▶ _Supplied data_
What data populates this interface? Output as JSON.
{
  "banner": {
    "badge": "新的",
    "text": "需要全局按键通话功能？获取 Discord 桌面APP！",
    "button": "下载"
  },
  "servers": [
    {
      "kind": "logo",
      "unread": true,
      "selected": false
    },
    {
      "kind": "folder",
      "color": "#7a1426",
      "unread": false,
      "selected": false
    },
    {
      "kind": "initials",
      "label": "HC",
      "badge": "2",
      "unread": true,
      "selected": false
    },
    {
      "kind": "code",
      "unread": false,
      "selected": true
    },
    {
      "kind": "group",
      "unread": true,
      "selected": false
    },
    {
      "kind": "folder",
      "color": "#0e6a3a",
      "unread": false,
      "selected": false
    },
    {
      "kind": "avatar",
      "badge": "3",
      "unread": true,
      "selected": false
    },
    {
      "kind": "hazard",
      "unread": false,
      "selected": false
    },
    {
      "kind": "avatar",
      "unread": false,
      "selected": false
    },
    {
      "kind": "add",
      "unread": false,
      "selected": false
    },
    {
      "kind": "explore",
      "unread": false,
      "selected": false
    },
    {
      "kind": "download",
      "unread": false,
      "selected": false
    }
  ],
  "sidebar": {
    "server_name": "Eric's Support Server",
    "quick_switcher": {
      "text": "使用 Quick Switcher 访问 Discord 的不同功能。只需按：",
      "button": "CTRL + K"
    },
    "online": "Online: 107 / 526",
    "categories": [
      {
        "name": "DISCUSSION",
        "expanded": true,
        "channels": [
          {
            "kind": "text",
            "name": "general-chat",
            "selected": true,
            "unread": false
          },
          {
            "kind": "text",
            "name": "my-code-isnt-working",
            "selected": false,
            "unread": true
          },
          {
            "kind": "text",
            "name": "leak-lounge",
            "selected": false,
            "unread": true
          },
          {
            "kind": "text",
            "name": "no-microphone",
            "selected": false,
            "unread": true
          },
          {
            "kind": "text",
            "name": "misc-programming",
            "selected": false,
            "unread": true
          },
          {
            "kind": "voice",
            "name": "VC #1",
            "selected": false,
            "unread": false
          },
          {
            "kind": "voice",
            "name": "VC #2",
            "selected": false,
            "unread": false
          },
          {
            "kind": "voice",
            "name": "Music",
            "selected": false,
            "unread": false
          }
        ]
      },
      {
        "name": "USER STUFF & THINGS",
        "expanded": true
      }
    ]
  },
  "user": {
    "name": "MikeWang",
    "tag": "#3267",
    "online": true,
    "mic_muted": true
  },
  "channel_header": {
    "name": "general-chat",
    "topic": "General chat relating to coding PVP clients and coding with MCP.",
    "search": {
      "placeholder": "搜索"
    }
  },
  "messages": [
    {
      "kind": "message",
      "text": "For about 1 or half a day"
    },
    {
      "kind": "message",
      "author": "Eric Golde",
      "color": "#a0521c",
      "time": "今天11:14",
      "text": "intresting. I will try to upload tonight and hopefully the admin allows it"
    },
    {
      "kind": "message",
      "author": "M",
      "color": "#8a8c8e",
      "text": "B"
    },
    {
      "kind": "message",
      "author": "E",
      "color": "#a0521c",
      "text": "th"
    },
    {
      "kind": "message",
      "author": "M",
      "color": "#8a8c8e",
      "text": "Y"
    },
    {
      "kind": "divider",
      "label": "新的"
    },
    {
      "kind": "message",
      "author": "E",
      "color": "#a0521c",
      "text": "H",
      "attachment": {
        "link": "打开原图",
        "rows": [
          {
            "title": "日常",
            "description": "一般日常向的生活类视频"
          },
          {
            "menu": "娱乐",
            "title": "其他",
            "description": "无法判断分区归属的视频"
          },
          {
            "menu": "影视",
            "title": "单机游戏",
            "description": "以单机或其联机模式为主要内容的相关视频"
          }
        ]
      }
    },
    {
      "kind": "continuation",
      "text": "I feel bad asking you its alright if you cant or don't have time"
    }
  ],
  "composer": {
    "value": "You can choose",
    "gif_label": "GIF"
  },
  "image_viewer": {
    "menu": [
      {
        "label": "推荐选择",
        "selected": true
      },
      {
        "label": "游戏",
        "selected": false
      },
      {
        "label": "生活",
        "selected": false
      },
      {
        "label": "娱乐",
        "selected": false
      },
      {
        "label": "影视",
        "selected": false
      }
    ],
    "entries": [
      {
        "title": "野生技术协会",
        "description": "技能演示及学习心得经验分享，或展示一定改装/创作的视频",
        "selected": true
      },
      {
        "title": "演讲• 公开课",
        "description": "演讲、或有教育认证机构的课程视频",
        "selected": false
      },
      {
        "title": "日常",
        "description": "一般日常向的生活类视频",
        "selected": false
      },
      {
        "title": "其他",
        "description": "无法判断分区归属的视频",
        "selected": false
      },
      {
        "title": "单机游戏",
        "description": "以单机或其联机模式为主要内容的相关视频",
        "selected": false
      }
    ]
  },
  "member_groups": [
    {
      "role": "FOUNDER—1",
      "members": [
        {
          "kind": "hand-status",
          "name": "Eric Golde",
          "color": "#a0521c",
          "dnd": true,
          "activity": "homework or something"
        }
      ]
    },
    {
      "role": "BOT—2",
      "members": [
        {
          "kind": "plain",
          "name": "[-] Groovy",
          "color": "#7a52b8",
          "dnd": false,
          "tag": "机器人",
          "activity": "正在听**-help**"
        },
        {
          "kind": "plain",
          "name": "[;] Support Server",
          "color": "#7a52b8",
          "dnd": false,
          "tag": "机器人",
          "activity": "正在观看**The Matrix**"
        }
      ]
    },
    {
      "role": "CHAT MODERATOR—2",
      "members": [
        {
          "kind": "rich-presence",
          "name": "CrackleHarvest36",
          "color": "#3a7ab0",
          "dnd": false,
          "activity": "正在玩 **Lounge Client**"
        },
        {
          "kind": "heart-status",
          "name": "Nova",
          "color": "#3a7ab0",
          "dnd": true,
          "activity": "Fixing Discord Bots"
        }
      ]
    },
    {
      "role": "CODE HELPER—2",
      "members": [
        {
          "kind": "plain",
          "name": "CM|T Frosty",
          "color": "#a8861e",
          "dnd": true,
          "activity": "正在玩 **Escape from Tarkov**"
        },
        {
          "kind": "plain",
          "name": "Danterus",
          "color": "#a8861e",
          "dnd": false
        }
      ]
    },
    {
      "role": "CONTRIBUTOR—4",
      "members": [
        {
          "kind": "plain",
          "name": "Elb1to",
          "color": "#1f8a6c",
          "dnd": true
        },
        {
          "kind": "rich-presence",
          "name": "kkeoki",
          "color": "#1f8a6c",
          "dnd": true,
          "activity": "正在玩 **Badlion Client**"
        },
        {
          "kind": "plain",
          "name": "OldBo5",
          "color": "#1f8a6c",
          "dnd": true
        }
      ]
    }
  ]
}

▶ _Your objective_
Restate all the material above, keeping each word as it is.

▶ _Exercise result_
What data populates this interface? Output as JSON.
{
  "banner": {
    "badge": "新的",
    "text": "需要全局按键通话功能？获取 Discord 桌面APP！",
    "button": "下载"
  },
  "servers": [
    {
      "kind": "logo",
      "unread": true,
      "selected": false
    },
    {
      "kind": "folder",
      "color": "#7a1426",
      "unread": false,
      "selected": false
    },
    {
      "kind": "initials",
      "label": "HC",
      "badge": "2",
      "unread": true,
      "selected": false
    },
    {
      "kind": "code",
      "unread": false,
      "selected": true
    },
    {
      "kind": "group",
      "unread": true,
      "selected": false
    },
    {
      "kind": "folder",
      "color": "#0e6a3a",
      "unread": false,
      "selected": false
    },
    {
      "kind": "avatar",
      "badge": "3",
      "unread": true,
      "selected": false
    },
    {
      "kind": "hazard",
      "unread": false,
      "selected": false
    },
    {
      "kind": "avatar",
      "unread": false,
      "selected": false
    },
    {
      "kind": "add",
      "unread": false,
      "selected": false
    },
    {
      "kind": "explore",
      "unread": false,
      "selected": false
    },
    {
      "kind": "download",
      "unread": false,
      "selected": false
    }
  ],
  "sidebar": {
    "server_name": "Eric's Support Server",
    "quick_switcher": {
      "text": "使用 Quick Switcher 访问 Discord 的不同功能。只需按：",
      "button": "CTRL + K"
    },
    "online": "Online: 107 / 526",
    "categories": [
      {
        "name": "DISCUSSION",
        "expanded": true,
        "channels": [
          {
            "kind": "text",
            "name": "general-chat",
            "selected": true,
            "unread": false
          },
          {
            "kind": "text",
            "name": "my-code-isnt-working",
            "selected": false,
            "unread": true
          },
          {
            "kind": "text",
            "name": "leak-lounge",
            "selected": false,
            "unread": true
          },
          {
            "kind": "text",
            "name": "no-microphone",
            "selected": false,
            "unread": true
          },
          {
            "kind": "text",
            "name": "misc-programming",
            "selected": false,
            "unread": true
          },
          {
            "kind": "voice",
            "name": "VC #1",
            "selected": false,
            "unread": false
          },
          {
            "kind": "voice",
            "name": "VC #2",
            "selected": false,
            "unread": false
          },
          {
            "kind": "voice",
            "name": "Music",
            "selected": false,
            "unread": false
          }
        ]
      },
      {
        "name": "USER STUFF & THINGS",
        "expanded": true
      }
    ]
  },
  "user": {
    "name": "MikeWang",
    "tag": "#3267",
    "online": true,
    "mic_muted": true
  },
  "channel_header": {
    "name": "general-chat",
    "topic": "General chat relating to coding PVP clients and coding with MCP.",
    "search": {
      "placeholder": "搜索"
    }
  },
  "messages": [
    {
      "kind": "message",
      "text": "For about 1 or half a day"
    },
    {
      "kind": "message",
      "author": "Eric Golde",
      "color": "#a0521c",
      "time": "今天11:14",
      "text": "intresting. I will try to upload tonight and hopefully the admin allows it"
    },
    {
      "kind": "message",
      "author": "M",
      "color": "#8a8c8e",
      "text": "B"
    },
    {
      "kind": "message",
      "author": "E",
      "color": "#a0521c",
      "text": "th"
    },
    {
      "kind": "message",
      "author": "M",
      "color": "#8a8c8e",
      "text": "Y"
    },
    {
      "kind": "divider",
      "label": "新的"
    },
    {
      "kind": "message",
      "author": "E",
      "color": "#a0521c",
      "text": "H",
      "attachment": {
        "link": "打开原图",
        "rows": [
          {
            "title": "日常",
            "description": "一般日常向的生活类视频"
          },
          {
            "menu": "娱乐",
            "title": "其他",
            "description": "无法判断分区归属的视频"
          },
          {
            "menu": "影视",
            "title": "单机游戏",
            "description": "以单机或其联机模式为主要内容的相关视频"
          }
        ]
      }
    },
    {
      "kind": "continuation",
      "text": "I feel bad asking you its alright if you cant or don't have time"
    }
  ],
  "composer": {
    "value": "You can choose",
    "gif_label": "GIF"
  },
  "image_viewer": {
    "menu": [
      {
        "label": "推荐选择",
        "selected": true
      },
      {
        "label": "游戏",
        "selected": false
      },
      {
        "label": "生活",
        "selected": false
      },
      {
        "label": "娱乐",
        "selected": false
      },
      {
        "label": "影视",
        "selected": false
      }
    ],
    "entries": [
      {
        "title": "野生技术协会",
        "description": "技能演示及学习心得经验分享，或展示一定改装/创作的视频",
        "selected": true
      },
      {
        "title": "演讲• 公开课",
        "description": "演讲、或有教育认证机构的课程视频",
        "selected": false
      },
      {
        "title": "日常",
        "description": "一般日常向的生活类视频",
        "selected": false
      },
      {
        "title": "其他",
        "description": "无法判断分区归属的视频",
        "selected": false
      },
      {
        "title": "单机游戏",
        "description": "以单机或其联机模式为主要内容的相关视频",
        "selected": false
      }
    ]
  },
  "member_groups": [
    {
      "role": "FOUNDER—1",
      "members": [
        {
          "kind": "hand-status",
          "name": "Eric Golde",
          "color": "#a0521c",
          "dnd": true,
          "activity": "homework or something"
        }
      ]
    },
    {
      "role": "BOT—2",
      "members": [
        {
          "kind": "plain",
          "name": "[-] Groovy",
          "color": "#7a52b8",
          "dnd": false,
          "tag": "机器人",
          "activity": "正在听**-help**"
        },
        {
          "kind": "plain",
          "name": "[;] Support Server",
          "color": "#7a52b8",
          "dnd": false,
          "tag": "机器人",
          "activity": "正在观看**The Matrix**"
        }
      ]
    },
    {
      "role": "CHAT MODERATOR—2",
      "members": [
        {
          "kind": "rich-presence",
          "name": "CrackleHarvest36",
          "color": "#3a7ab0",
          "dnd": false,
          "activity": "正在玩 **Lounge Client**"
        },
        {
          "kind": "heart-status",
          "name": "Nova",
          "color": "#3a7ab0",
          "dnd": true,
          "activity": "Fixing Discord Bots"
        }
      ]
    },
    {
      "role": "CODE HELPER—2",
      "members": [
        {
          "kind": "plain",
          "name": "CM|T Frosty",
          "color": "#a8861e",
          "dnd": true,
          "activity": "正在玩 **Escape from Tarkov**"
        },
        {
          "kind": "plain",
          "name": "Danterus",
          "color": "#a8861e",
          "dnd": false
        }
      ]
    },
    {
      "role": "CONTRIBUTOR—4",
      "members": [
        {
          "kind": "plain",
          "name": "Elb1to",
          "color": "#1f8a6c",
          "dnd": true
        },
        {
          "kind": "rich-presence",
          "name": "kkeoki",
          "color": "#1f8a6c",
          "dnd": true,
          "activity": "正在玩 **Badlion Client**"
        },
        {
          "kind": "plain",
          "name": "OldBo5",
          "color": "#1f8a6c",
          "dnd": true
        }
      ]
    }
  ]
}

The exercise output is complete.